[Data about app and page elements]

Segment Open

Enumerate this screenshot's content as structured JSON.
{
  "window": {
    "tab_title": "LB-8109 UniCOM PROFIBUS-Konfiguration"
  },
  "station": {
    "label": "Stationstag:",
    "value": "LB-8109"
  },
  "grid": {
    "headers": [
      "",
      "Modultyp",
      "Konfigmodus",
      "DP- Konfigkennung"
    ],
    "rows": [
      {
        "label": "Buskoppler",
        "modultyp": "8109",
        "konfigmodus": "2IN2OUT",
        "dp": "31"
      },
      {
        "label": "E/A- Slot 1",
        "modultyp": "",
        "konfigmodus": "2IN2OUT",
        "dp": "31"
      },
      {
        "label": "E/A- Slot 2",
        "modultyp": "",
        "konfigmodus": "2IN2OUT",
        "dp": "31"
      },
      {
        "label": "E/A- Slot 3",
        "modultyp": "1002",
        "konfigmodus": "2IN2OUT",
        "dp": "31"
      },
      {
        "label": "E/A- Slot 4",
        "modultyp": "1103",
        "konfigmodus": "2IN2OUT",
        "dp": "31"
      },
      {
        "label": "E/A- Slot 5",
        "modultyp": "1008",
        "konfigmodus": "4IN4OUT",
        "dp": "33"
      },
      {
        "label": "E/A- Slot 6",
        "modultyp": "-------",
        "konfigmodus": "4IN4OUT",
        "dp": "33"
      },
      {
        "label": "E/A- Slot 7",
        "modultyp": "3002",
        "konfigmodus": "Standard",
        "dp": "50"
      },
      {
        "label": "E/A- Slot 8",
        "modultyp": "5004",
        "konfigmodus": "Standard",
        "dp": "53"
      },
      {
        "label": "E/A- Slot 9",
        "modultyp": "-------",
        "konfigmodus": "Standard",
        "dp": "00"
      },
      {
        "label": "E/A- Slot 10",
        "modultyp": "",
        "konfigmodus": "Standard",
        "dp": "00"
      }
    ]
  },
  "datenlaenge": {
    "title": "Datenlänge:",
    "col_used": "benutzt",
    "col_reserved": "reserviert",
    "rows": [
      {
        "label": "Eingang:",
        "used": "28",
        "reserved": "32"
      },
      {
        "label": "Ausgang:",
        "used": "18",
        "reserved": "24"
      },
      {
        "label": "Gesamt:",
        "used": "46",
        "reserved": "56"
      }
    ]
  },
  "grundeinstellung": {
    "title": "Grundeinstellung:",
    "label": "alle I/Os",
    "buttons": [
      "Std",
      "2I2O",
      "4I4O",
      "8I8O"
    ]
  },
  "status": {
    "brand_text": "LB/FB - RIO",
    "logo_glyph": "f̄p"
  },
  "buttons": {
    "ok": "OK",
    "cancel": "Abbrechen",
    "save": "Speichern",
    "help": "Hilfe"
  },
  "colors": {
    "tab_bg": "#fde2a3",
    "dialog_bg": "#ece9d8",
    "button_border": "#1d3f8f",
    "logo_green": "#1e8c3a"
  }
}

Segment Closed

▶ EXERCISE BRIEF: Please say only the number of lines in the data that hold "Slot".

▶ SOLUTION FOR THIS EXERCISE: 10